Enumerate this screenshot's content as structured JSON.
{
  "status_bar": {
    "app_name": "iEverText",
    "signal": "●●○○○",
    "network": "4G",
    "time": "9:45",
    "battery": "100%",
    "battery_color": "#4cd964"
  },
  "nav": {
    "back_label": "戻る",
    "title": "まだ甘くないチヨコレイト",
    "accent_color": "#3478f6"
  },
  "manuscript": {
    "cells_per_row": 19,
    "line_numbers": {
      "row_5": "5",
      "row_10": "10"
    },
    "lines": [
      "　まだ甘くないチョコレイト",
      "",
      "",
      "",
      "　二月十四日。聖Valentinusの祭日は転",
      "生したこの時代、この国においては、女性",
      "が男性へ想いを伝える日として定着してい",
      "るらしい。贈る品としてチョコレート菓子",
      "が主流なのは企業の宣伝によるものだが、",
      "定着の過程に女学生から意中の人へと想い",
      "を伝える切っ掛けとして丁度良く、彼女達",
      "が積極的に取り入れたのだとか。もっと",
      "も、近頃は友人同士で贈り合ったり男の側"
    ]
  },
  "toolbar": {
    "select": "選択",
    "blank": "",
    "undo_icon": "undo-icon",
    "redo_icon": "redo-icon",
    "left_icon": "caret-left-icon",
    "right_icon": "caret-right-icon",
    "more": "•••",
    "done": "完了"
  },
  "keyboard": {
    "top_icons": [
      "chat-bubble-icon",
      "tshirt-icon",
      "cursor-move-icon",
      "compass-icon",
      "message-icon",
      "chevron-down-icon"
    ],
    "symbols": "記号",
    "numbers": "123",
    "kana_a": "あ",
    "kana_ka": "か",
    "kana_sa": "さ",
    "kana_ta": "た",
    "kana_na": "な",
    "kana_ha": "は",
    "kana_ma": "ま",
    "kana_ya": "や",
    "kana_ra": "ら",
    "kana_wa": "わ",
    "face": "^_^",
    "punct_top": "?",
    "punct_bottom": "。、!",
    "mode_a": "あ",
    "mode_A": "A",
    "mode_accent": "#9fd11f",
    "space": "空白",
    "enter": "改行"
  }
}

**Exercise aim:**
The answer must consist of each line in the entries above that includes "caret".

**Output below:**
    "left_icon": "caret-left-icon",
    "right_icon": "caret-right-icon",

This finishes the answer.